● YOUR INSTRUCTIONS:
Copies of all lines containing the string "Search" are needed from the data below.

(Entries from a dataset of interfaces)
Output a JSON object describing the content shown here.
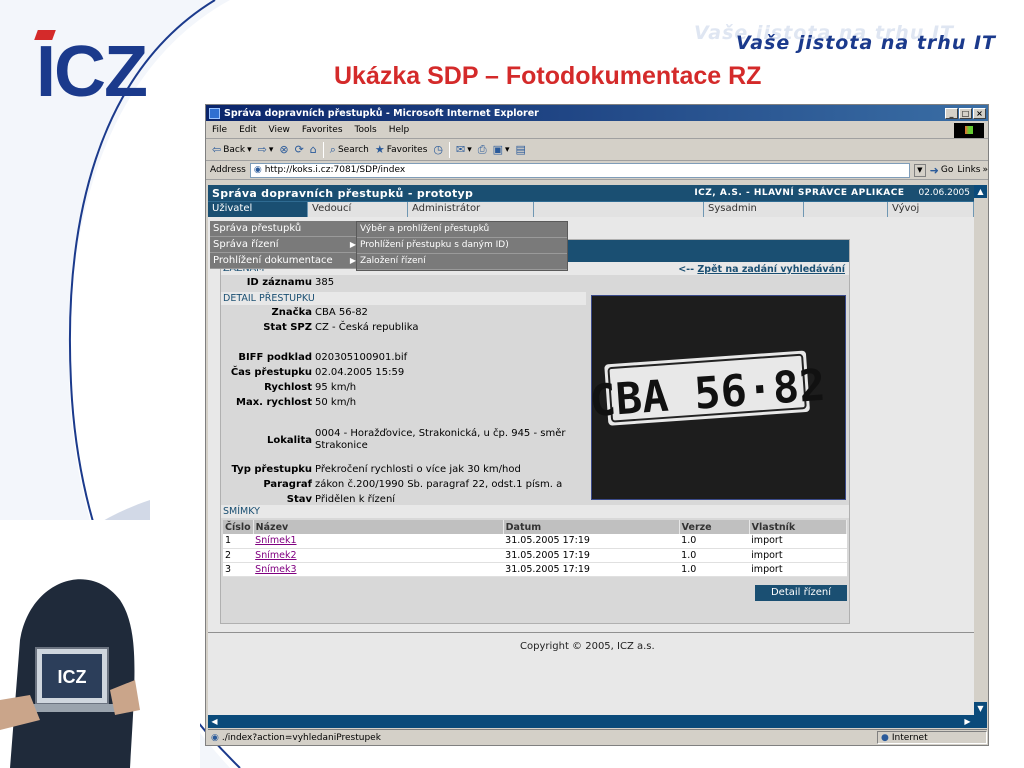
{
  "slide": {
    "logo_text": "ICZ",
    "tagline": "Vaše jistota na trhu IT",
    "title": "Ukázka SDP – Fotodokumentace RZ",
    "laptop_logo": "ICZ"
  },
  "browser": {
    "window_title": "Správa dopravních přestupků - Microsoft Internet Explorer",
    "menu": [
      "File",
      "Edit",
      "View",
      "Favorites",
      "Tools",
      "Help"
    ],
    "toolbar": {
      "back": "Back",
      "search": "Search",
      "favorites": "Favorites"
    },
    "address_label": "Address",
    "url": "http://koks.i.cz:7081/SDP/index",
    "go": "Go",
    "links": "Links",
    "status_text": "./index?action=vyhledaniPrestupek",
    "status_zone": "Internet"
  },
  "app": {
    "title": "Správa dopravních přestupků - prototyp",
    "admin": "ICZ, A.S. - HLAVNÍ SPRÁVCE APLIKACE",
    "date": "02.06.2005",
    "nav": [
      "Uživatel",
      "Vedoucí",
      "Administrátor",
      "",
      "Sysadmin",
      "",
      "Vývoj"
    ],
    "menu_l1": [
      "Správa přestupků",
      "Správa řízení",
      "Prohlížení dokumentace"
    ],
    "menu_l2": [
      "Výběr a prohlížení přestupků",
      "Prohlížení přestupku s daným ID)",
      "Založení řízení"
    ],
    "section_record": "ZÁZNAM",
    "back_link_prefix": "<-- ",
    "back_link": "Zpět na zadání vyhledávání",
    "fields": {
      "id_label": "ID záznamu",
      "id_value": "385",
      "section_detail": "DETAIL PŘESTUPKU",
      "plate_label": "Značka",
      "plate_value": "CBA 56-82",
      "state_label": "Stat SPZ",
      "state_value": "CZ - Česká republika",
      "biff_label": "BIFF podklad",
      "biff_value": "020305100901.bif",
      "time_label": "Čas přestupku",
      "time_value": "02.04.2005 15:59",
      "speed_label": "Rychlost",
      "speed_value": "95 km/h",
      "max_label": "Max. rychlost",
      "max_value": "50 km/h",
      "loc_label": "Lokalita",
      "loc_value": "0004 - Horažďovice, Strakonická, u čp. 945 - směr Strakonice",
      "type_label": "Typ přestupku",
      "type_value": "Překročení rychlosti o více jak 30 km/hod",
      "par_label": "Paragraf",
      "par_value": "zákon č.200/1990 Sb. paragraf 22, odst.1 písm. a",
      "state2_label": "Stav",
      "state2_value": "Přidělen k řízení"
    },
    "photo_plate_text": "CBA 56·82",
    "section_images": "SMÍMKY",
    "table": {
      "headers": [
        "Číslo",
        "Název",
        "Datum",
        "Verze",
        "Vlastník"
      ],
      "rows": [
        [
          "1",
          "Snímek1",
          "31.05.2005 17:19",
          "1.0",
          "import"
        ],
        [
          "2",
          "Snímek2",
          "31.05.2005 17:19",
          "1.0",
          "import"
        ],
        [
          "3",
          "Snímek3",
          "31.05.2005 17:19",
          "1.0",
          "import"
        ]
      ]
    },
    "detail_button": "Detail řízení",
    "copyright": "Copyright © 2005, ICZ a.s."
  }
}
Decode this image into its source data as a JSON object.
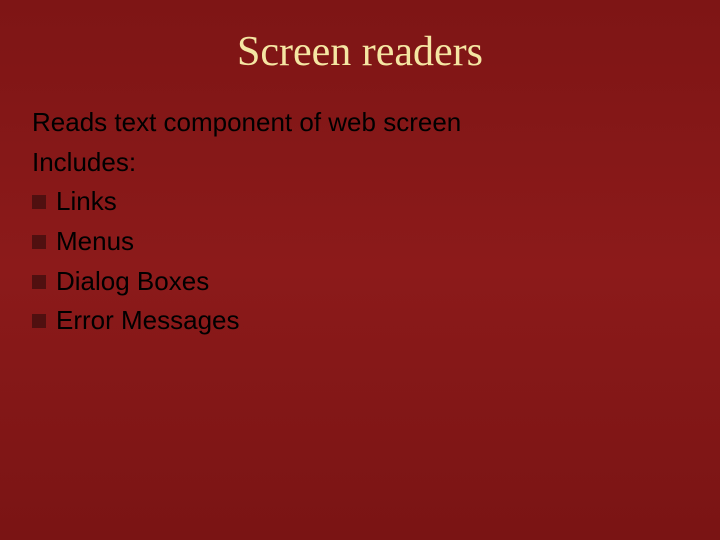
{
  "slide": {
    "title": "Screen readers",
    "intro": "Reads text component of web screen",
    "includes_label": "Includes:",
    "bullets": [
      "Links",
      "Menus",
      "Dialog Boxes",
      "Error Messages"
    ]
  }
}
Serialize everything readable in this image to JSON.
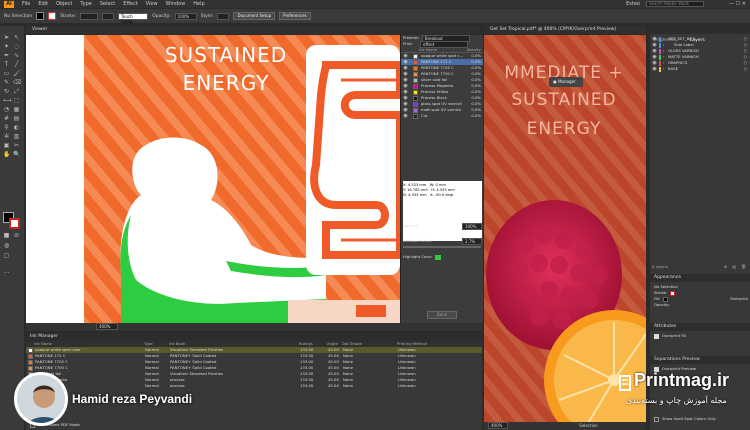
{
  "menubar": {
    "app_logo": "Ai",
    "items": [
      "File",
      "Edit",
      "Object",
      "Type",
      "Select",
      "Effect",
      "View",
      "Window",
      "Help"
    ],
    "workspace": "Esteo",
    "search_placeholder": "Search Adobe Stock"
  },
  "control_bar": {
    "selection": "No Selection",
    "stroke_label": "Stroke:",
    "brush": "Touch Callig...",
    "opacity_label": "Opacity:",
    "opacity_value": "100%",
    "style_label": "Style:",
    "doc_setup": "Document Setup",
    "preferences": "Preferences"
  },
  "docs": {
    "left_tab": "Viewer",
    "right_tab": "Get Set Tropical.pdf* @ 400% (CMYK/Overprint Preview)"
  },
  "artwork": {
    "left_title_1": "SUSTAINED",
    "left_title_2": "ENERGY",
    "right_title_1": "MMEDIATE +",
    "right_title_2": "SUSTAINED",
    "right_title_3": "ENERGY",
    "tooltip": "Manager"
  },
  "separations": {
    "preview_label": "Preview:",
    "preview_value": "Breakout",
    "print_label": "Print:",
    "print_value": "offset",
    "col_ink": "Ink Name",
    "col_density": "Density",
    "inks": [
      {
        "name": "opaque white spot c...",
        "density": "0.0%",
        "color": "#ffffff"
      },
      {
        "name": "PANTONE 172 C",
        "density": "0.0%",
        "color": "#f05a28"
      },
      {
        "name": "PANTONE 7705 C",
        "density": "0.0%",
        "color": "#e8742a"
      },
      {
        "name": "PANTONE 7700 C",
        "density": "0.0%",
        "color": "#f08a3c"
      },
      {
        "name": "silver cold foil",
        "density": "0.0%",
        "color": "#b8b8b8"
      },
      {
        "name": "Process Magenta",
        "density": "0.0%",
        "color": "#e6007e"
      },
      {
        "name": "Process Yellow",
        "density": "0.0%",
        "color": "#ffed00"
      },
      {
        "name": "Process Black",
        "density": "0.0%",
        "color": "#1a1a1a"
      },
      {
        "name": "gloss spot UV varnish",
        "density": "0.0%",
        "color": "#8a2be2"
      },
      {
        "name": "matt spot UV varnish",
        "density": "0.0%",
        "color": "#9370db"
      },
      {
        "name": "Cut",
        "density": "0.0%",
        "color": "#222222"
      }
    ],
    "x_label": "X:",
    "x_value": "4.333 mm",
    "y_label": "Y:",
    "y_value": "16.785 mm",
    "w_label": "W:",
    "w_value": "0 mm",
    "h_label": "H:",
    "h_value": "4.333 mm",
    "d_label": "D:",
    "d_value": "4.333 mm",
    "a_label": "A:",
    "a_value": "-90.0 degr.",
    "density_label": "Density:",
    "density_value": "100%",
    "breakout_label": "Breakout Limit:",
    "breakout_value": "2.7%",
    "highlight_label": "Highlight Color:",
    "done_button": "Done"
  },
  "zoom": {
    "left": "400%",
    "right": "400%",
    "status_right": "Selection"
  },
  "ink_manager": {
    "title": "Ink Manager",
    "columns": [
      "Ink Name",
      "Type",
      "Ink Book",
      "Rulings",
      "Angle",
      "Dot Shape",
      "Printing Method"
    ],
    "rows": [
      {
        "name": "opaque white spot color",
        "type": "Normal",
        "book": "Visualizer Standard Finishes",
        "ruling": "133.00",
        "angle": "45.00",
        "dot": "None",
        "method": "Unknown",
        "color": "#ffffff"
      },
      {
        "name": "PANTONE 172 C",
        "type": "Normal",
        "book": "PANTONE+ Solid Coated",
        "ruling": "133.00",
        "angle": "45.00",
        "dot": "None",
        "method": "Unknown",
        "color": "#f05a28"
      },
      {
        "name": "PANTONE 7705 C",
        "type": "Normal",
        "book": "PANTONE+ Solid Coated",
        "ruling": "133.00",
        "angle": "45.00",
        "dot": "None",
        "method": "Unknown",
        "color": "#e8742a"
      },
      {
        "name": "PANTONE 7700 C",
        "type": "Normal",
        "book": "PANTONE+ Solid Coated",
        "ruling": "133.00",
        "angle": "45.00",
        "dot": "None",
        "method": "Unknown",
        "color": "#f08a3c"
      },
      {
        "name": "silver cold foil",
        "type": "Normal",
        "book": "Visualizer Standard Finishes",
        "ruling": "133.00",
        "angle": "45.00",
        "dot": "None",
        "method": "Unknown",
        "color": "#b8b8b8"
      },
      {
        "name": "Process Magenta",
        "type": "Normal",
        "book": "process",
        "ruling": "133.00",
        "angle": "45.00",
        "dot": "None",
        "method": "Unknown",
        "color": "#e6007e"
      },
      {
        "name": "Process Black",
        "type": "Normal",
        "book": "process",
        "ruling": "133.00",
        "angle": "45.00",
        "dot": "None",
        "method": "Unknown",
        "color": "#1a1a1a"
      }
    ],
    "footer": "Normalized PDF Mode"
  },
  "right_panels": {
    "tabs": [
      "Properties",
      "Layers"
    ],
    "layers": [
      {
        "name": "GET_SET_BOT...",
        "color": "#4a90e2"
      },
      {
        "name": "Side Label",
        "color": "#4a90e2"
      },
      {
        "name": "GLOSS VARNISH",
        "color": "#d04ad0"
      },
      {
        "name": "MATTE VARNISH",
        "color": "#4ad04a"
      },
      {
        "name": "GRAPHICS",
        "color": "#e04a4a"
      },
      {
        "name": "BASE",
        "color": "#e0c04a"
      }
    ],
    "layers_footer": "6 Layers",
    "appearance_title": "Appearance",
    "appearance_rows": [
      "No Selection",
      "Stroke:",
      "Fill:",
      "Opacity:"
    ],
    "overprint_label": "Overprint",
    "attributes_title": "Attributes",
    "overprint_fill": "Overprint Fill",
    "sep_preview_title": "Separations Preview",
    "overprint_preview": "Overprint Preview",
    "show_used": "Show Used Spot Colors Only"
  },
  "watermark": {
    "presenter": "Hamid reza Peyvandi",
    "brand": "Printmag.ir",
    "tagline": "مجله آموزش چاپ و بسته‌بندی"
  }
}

● SOLUTION TO THE EXERCISE:
      "search": "Search",
    "search_placeholder": "Search Adobe Stock"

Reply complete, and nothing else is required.